A chemical engineer by profession who built the most critical elements of India's nuclear weapons programme, this stalwart is particularly popular because of the innate characteristics of a flamboyant leader, a pioneer of modern India's advanced technological development and as a dreamer he worked who had actually protected the nation's nuclear options at one of its most difficult moments.
A pillar of India's nuclear programme, Homi Sethna's career started neither in a laboratory nor a workshop, but in the swimming pool of the Wellington Club near Haji Ali. Legend goes that legendary nuclear scientist Homi Bhabha met Sethna while the two men were enjoying a swim at the club circa late 50s.
His talk with Sethna impressed Bhabha so much that he invited the young man to his office. The next day, a brief interview later, Sethna was offered a job. Those who worked with Sethna recall that he was a taskmaster, an extreme disciplinarian and a stickler for cleanliness who could be extremely brusque at times. The discipline, not surprisingly, was most visible on the days he helped India conduct its first nuclear test in 1974 at Pokhran.
Contribution of Homi Sethna
His contribution is noteworthy to the point of which Indian populace cannot forget him.
He completed the construction of the Thorium plant and the plant for the production of nuclear grade uranium metal at Trombay. His first major challenging assignment had been the setting up of Plutonium Plant at Trombay in 1959 which was carefully designed and constructed entirely by Indian scientists and engineers under H. N. Sethna as the Project Engineer. The Uranium Mill at Jaduguda, Bihar was even the brainchild of his inimitable genius under his guidance in 1967. He was also the Project Manager of a 40 MW reactor called Canada-India Reactor in 1956-58.
Homi Sethna was the guiding force behind the first peaceful nuclear explosion, Project Smiling Buddha in India on May 18, 1974, and in 1975, Homi Sethna, then chairman of the Atomic Energy Commission, Raja Ramanna and Nag Chaudhuri (head of the DRDO) received the Padma Vibhushan.
It had been only that time when a few rich and powerful nations could think of building nuclear energy and space programmes. With little experience and limited resources, Homi Sethna and his band of atomic scientists showed, armed only with commitment and imagination, that India could catch up with the big powers in the mastery of frontier technologies. By the time he passed away at 87, Homi Sethna saw the wheel of India's nuclear fortunes turn the full circle.

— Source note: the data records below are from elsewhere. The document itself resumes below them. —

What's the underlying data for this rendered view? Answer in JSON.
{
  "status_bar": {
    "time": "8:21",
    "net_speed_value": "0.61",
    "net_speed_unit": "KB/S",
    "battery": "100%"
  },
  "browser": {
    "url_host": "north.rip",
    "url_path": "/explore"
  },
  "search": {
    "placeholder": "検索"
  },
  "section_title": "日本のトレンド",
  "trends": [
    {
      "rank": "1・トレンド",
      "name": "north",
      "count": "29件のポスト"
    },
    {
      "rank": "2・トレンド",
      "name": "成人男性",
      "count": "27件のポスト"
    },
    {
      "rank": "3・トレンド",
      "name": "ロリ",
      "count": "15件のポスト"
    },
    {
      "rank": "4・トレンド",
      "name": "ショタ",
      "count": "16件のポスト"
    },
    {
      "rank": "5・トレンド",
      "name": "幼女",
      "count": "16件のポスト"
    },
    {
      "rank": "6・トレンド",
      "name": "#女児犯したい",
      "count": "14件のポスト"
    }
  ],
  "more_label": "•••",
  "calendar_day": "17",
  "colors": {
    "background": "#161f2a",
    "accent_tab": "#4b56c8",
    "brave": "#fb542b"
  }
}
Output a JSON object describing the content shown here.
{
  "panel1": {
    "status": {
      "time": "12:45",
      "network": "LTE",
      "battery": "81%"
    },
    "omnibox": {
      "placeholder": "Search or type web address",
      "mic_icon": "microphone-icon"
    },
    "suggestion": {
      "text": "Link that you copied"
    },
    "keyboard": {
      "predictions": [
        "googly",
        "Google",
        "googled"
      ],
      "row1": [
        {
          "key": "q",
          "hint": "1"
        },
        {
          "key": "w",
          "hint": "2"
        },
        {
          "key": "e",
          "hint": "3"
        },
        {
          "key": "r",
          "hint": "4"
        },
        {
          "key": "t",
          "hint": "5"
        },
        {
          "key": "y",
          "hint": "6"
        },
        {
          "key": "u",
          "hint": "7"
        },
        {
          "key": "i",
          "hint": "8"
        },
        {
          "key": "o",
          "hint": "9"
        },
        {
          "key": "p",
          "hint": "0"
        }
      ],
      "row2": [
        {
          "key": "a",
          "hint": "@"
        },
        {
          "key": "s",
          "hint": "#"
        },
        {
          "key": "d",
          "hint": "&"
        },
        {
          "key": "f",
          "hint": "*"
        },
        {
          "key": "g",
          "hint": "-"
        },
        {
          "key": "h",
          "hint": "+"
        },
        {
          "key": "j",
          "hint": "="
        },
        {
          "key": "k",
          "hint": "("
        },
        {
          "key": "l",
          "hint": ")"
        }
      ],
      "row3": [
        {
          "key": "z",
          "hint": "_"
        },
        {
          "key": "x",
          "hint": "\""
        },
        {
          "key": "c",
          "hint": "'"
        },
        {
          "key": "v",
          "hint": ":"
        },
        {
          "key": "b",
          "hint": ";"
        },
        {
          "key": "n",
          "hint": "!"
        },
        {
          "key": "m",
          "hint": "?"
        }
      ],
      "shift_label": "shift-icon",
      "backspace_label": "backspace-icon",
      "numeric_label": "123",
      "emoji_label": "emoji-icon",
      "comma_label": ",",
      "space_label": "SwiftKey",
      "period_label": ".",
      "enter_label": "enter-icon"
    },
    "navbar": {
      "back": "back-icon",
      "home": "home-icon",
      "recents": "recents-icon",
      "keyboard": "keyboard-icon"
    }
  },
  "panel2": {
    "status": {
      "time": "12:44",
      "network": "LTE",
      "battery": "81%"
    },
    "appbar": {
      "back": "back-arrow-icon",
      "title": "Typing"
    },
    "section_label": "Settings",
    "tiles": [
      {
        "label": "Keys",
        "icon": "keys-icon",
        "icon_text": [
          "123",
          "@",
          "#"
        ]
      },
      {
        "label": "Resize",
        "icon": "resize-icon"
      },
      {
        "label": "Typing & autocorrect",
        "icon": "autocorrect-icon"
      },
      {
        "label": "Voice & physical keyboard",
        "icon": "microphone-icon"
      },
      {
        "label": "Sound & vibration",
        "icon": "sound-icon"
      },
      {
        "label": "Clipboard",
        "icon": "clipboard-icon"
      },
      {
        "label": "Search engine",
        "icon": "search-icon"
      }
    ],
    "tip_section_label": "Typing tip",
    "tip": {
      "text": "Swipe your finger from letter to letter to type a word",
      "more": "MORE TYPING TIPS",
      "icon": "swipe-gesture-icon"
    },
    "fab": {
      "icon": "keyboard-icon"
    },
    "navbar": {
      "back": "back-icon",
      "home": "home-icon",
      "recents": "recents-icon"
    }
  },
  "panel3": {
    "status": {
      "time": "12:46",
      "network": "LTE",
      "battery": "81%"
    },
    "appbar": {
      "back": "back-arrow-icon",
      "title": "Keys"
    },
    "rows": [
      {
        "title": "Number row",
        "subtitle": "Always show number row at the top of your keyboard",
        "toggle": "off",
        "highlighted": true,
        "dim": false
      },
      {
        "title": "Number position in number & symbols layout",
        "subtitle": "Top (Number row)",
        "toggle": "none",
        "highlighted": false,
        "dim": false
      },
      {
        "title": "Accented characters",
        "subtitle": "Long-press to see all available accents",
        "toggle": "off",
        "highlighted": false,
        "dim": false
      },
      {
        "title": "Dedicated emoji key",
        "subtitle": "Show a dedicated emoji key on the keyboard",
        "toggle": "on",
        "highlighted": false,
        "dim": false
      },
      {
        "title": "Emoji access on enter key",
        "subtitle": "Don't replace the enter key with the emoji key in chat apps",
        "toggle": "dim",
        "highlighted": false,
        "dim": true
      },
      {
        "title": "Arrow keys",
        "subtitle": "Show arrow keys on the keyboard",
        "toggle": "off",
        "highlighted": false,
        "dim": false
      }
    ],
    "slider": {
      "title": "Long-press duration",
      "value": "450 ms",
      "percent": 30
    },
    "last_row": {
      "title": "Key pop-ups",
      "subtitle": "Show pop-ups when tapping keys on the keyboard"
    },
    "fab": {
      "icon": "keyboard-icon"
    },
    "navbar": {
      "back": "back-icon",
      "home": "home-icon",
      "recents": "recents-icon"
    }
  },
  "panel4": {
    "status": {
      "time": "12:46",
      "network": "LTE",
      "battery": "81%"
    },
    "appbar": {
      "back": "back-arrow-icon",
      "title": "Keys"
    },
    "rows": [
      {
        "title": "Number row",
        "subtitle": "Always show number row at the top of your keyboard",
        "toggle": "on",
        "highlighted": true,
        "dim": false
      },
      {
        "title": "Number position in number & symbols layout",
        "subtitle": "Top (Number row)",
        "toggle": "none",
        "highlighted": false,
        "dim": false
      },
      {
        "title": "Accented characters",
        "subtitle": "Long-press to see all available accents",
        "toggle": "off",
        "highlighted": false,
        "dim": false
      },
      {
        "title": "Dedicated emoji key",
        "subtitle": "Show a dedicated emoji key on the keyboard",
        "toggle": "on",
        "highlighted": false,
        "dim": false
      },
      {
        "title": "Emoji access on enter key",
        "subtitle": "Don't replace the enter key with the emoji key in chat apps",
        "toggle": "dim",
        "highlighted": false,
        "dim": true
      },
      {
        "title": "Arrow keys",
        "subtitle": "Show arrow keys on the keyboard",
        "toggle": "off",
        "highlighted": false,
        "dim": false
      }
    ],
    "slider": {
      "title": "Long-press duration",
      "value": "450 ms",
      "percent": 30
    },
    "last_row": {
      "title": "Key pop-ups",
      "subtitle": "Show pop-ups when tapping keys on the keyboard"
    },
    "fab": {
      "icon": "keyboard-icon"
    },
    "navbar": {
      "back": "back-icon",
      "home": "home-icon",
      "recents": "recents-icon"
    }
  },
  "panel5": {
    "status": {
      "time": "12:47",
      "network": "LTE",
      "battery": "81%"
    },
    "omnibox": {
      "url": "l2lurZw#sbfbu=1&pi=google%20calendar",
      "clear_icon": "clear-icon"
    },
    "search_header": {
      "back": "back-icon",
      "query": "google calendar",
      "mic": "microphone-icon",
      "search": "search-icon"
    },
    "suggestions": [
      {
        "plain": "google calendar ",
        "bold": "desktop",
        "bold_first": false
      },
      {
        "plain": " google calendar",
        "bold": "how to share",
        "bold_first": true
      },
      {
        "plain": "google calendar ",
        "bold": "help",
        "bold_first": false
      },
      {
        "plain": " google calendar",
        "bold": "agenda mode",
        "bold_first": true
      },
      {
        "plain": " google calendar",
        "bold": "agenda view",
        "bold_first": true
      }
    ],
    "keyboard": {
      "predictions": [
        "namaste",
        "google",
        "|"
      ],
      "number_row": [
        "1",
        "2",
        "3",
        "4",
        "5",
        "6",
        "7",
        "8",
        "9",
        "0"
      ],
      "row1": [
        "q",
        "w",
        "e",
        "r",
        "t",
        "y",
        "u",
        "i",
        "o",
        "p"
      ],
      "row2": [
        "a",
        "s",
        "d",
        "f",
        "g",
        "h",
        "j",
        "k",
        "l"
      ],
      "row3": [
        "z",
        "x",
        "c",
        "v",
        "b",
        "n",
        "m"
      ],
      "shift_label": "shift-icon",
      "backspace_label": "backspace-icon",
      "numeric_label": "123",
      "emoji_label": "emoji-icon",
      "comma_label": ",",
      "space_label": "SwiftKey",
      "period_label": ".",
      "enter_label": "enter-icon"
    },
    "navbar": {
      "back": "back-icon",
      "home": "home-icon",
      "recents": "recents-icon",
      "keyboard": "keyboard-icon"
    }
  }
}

The 1950s and 1960s were heady decades, when Indian atomic scientists made big strides at home and benefited from the "scientific internationalism" of the era. After May 1974, when India demonstrated its nuclear capability in the Pokharan desert, India had to endure more than three decades of nuclear isolation. As India debated the historic nuclear civil nuclear initiative with the United States during 2005-08, Homi Sethna lent his influential voice. He is the man who powered India's nuke dream.